#### WORK INSTRUCTION:
Return the listing below verbatim. Pictures do not belong in the copy.

#### RECORDS SUPPLIED:
====
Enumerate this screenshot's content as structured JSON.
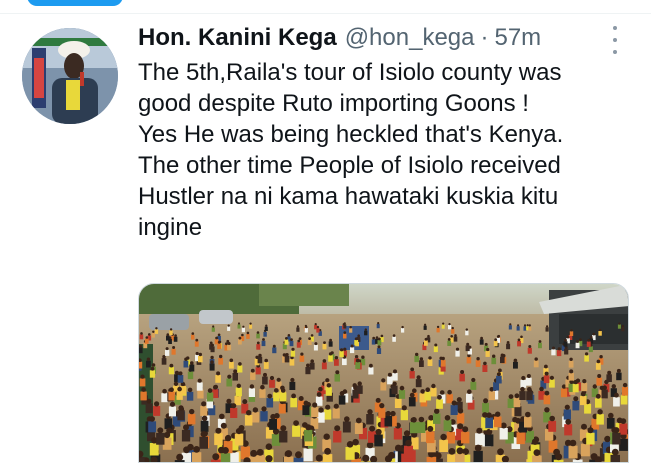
{
  "tweet": {
    "display_name": "Hon. Kanini Kega",
    "handle": "@hon_kega",
    "separator": "·",
    "time": "57m",
    "lines": [
      "The 5th,Raila's tour of Isiolo county was",
      "good despite Ruto importing Goons !",
      "Yes He was being heckled that's Kenya.",
      "The other time People of Isiolo received",
      "Hustler na ni kama hawataki kuskia kitu",
      "ingine"
    ]
  },
  "icons": {
    "more": "more-vertical-icon"
  },
  "colors": {
    "accent": "#1d9bf0",
    "secondary_text": "#536471",
    "primary_text": "#0f1419"
  }
}
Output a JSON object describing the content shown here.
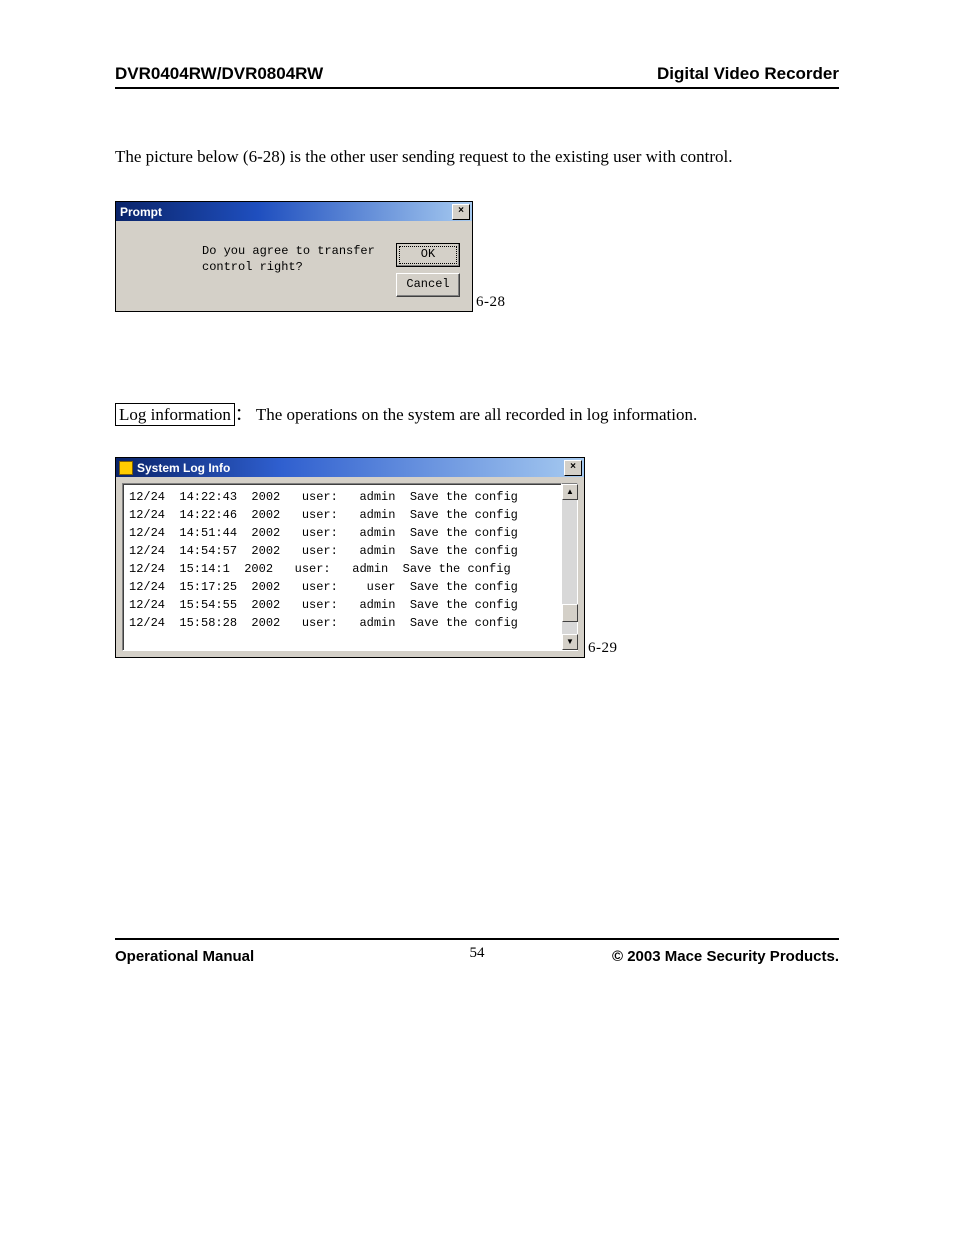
{
  "header": {
    "left": "DVR0404RW/DVR0804RW",
    "right": "Digital Video Recorder"
  },
  "intro_text": "The picture below (6-28) is the other user sending request to the existing user with control.",
  "prompt_window": {
    "title": "Prompt",
    "close_glyph": "×",
    "message": "Do you agree to transfer\ncontrol right?",
    "ok_label": "OK",
    "cancel_label": "Cancel"
  },
  "fig1_label": "6-28",
  "log_section": {
    "boxed_label": "Log information",
    "separator": "：",
    "rest": "The operations on the system are all recorded in log information."
  },
  "log_window": {
    "title": "System Log Info",
    "close_glyph": "×",
    "scroll_up_glyph": "▲",
    "scroll_down_glyph": "▼",
    "lines": [
      "12/24  14:22:43  2002   user:   admin  Save the config",
      "12/24  14:22:46  2002   user:   admin  Save the config",
      "12/24  14:51:44  2002   user:   admin  Save the config",
      "12/24  14:54:57  2002   user:   admin  Save the config",
      "12/24  15:14:1  2002   user:   admin  Save the config",
      "12/24  15:17:25  2002   user:    user  Save the config",
      "12/24  15:54:55  2002   user:   admin  Save the config",
      "12/24  15:58:28  2002   user:   admin  Save the config"
    ]
  },
  "fig2_label": "6-29",
  "footer": {
    "left": "Operational Manual",
    "page": "54",
    "right": "© 2003 Mace Security Products."
  }
}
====
#### REPLY TO THE TASK:
Enumerate this screenshot's content as structured JSON.
{
  "tweet": {
    "display_name": "Hon. Kanini Kega",
    "handle": "@hon_kega",
    "separator": "·",
    "time": "57m",
    "lines": [
      "The 5th,Raila's tour of Isiolo county was",
      "good despite Ruto importing Goons !",
      "Yes He was being heckled that's Kenya.",
      "The other time People of Isiolo received",
      "Hustler na ni kama hawataki kuskia kitu",
      "ingine"
    ]
  },
  "icons": {
    "more": "more-vertical-icon"
  },
  "colors": {
    "accent": "#1d9bf0",
    "secondary_text": "#536471",
    "primary_text": "#0f1419"
  }
}
Output a JSON object describing the content shown here.
{
  "header": {
    "left": "DVR0404RW/DVR0804RW",
    "right": "Digital Video Recorder"
  },
  "intro_text": "The picture below (6-28) is the other user sending request to the existing user with control.",
  "prompt_window": {
    "title": "Prompt",
    "close_glyph": "×",
    "message": "Do you agree to transfer\ncontrol right?",
    "ok_label": "OK",
    "cancel_label": "Cancel"
  },
  "fig1_label": "6-28",
  "log_section": {
    "boxed_label": "Log information",
    "separator": "：",
    "rest": "The operations on the system are all recorded in log information."
  },
  "log_window": {
    "title": "System Log Info",
    "close_glyph": "×",
    "scroll_up_glyph": "▲",
    "scroll_down_glyph": "▼",
    "lines": [
      "12/24  14:22:43  2002   user:   admin  Save the config",
      "12/24  14:22:46  2002   user:   admin  Save the config",
      "12/24  14:51:44  2002   user:   admin  Save the config",
      "12/24  14:54:57  2002   user:   admin  Save the config",
      "12/24  15:14:1  2002   user:   admin  Save the config",
      "12/24  15:17:25  2002   user:    user  Save the config",
      "12/24  15:54:55  2002   user:   admin  Save the config",
      "12/24  15:58:28  2002   user:   admin  Save the config"
    ]
  },
  "fig2_label": "6-29",
  "footer": {
    "left": "Operational Manual",
    "page": "54",
    "right": "© 2003 Mace Security Products."
  }
}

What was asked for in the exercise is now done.